A few Piedmont area deer hunters also know that this area, located in Abbeville County, is home to some trophy whitetails. Only the upper portion is readily accessible by road; the interior and perimeter sections are only accessible by boat, launching from an ample number of public boat ramps operated by the South Carolina State Parks Department.

According to Billy Fleming, the SCDNR's regional biologist for Abbeville, McCormick, and Greenwood counties and the areas around Lake Russell and Thurmond Lake, "Before the McCalla land was leased over to PRT by the Corps, there was a good bit of timber cutting in that area. Logging roads and trail brakes were cut that allowed better access from the paved roads at Tater Hill and McCalla Park. Since then, those areas have grown up, and foot access from the road is almost impassable. To get down there, you almost have to go by boat."

The deer land inside McCalla is typical of that found around other areas of Abbeville County, with plenty of pines and stands of hardwoods left along ridges and in bottoms that were too difficult to log.

A bonus is that the old Savannah River and Rocky River basins were early meccas for wild hogs, which quickly relocated to the forested land when Lake Russell was impounded. Deer hunters report frequent sightings of wild hogs when deer hunting at McCalla.

Clarks Hill WMA

Further down the Savannah River, the balance of human population versus deer population swings in the favor of the hunter. While most of the areas of the Clarks Hill WMA are accessible by both land and water, again, the pressure drops the further you move away from roads. In some areas of the WMA, the distance and terrain just won't permit much foot access, and the deer some figure this out.
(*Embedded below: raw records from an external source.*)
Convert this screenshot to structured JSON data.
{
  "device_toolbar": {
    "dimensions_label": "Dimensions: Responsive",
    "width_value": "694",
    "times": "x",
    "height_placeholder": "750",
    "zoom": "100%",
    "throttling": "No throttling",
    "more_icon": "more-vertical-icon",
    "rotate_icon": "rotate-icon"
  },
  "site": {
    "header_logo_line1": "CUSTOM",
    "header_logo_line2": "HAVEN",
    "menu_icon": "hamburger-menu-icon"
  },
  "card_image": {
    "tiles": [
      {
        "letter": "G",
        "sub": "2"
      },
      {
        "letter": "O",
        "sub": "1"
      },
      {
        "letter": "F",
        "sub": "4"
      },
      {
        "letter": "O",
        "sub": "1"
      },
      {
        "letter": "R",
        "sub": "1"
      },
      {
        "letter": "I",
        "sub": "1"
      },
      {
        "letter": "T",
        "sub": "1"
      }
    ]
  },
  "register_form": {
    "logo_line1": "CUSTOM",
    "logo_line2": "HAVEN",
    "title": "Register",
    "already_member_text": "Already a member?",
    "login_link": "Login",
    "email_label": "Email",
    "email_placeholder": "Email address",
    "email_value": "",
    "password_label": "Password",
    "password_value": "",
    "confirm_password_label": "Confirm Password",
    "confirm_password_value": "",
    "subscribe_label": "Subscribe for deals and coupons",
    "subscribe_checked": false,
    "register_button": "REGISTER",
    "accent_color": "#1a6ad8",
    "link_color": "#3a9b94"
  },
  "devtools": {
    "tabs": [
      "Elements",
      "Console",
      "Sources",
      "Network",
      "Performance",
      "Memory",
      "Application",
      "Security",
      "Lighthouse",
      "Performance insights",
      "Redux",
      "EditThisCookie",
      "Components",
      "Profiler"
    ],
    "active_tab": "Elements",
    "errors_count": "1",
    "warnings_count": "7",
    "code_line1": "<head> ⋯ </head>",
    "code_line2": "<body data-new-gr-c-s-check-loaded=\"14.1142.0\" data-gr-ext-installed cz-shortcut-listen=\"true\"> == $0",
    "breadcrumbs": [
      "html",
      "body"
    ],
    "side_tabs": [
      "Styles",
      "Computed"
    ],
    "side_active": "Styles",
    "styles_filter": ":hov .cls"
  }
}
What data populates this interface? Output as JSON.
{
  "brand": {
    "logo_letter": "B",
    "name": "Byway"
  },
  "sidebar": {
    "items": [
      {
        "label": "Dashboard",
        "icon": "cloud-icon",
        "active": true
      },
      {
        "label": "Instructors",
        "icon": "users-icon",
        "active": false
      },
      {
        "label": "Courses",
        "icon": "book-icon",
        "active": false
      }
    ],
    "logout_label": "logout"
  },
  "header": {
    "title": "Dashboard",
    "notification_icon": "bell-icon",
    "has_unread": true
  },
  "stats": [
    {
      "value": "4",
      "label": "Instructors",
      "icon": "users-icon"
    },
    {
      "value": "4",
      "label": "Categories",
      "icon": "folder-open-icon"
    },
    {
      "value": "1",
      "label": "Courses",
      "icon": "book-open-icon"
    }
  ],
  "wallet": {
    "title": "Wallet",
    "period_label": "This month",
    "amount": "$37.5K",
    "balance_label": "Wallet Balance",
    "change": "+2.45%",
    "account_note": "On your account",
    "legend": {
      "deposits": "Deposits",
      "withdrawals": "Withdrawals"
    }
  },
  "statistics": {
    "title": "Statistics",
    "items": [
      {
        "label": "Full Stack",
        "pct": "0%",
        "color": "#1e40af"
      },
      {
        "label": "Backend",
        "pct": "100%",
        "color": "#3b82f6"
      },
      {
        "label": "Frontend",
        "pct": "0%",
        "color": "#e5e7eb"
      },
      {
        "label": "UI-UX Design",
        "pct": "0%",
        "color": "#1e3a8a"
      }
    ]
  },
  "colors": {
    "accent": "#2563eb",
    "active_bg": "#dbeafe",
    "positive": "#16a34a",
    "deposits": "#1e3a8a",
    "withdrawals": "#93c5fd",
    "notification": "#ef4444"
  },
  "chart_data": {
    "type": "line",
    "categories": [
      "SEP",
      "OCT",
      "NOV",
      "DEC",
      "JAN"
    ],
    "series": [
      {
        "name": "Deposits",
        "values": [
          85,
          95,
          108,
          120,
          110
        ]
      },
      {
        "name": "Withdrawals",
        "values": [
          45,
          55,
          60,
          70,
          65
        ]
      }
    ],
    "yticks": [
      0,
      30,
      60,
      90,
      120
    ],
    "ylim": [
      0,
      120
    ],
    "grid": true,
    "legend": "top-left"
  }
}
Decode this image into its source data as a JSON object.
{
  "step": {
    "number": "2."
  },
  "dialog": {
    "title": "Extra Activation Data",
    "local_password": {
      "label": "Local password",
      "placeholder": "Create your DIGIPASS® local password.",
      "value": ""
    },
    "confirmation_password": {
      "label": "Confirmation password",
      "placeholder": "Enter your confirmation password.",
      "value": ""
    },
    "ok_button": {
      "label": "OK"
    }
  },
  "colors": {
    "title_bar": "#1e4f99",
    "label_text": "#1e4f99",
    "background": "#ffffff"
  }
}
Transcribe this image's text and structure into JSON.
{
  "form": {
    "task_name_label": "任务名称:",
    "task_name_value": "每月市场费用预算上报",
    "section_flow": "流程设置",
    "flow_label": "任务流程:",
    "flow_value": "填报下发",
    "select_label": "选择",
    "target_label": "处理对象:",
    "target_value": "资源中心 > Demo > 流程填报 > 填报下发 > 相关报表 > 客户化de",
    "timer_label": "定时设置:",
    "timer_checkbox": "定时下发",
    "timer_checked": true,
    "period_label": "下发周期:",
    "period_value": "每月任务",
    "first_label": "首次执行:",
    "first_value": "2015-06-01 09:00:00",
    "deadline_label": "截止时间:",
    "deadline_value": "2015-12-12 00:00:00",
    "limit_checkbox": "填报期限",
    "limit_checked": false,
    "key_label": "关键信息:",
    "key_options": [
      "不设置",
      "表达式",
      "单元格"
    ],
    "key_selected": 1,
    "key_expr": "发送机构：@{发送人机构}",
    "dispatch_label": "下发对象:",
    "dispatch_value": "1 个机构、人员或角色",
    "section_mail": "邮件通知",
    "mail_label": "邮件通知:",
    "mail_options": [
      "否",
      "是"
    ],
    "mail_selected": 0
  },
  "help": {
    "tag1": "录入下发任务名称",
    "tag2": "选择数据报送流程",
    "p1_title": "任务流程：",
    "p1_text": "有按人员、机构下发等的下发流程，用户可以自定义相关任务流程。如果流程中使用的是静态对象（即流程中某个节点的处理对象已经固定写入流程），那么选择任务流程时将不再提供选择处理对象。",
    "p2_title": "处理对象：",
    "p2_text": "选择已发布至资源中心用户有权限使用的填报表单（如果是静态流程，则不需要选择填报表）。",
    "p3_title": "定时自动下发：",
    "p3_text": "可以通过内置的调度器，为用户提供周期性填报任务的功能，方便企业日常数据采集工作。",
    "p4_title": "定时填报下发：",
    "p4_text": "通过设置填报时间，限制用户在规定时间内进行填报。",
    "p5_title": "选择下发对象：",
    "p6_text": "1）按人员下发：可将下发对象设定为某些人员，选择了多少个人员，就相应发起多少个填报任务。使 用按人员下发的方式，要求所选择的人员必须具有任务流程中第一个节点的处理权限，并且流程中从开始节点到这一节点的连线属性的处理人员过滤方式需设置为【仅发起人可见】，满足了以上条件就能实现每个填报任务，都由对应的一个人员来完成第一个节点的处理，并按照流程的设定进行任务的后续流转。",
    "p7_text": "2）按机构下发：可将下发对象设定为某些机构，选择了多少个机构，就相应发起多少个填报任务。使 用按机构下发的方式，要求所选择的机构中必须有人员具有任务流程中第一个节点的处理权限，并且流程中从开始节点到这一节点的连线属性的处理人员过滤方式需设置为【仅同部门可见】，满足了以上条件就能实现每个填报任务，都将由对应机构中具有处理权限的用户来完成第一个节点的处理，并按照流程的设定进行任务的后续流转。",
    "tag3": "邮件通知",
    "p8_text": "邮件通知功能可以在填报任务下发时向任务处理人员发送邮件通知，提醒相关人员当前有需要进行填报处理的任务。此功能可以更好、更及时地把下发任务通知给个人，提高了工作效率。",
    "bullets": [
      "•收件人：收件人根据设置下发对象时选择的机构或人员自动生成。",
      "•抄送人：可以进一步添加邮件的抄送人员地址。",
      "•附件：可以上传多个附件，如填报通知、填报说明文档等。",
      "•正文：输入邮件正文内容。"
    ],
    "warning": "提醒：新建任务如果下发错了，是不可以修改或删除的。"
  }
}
This summer's drought has dropped Thurmond's water level, resulting in some positives and negatives for boating hunters.

"The drought makes finding water a consideration for deer, which head to the lake for both water and cooler areas," Fleming said. "There is also a lot of new-growth grasses that are thriving at water's edge, while the other natural crops suffer."

The drawback is that navigation in the low-water conditions, particularly before daylight and after dark, can be treacherous. Hunters need to use extreme caution after dark.

Public land is also located along the Savannah River below Clarks Hill Dam. This area represents some of the longest-established deer land after deer and turkey restoration efforts in the early 1950's.

Before you go

The rules and regulations that apply to these public lands are as varied as their terrain. While only archery hunting is permitted on some areas, firearms may be permitted but limited to shotguns on others - or the distance the hunter must be from the water in order to use firearms may be controlled. Hunting on Sundays is prohibited on all WMAs, and all other WMA rules apply.

It's best to check the regulations that apply to the area you intend to hunt. While crowding is usually not a problem, select several areas to hunt, and if you pull into a cove and see two or three other boats beached in the area, move to an alternate spot. Of utmost importance, in the words of Fleming, is "Be safe, but also use and enjoy this land. Pressure builds every day to allow private development of public lands. This land is yours, get out there and enjoy it."